▸ **Work instruction**
Write only the number of lines below in which "chat" occurs.

▸ **Records to process**
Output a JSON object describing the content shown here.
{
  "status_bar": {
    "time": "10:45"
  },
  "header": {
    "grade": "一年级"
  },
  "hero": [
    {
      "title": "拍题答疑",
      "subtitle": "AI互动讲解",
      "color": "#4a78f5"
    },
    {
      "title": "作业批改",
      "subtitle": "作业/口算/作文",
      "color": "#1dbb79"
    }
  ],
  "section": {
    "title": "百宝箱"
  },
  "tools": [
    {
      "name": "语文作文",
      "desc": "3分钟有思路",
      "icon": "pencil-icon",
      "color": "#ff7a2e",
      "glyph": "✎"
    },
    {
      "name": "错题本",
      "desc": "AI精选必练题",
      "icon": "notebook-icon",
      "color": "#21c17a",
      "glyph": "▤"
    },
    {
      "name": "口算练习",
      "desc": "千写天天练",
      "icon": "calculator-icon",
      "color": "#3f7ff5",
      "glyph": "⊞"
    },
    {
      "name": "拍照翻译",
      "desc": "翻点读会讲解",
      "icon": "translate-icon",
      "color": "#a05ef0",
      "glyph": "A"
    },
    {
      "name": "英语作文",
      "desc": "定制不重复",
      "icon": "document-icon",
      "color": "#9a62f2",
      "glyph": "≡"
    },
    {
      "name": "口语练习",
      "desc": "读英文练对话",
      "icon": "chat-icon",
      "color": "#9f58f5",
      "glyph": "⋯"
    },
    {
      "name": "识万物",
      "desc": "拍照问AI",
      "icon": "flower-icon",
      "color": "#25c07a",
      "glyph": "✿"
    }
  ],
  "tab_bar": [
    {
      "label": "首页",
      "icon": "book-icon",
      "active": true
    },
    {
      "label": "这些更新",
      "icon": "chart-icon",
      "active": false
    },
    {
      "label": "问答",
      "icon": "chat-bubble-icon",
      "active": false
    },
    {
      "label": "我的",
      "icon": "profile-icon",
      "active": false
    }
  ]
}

▸ **Answer box**
2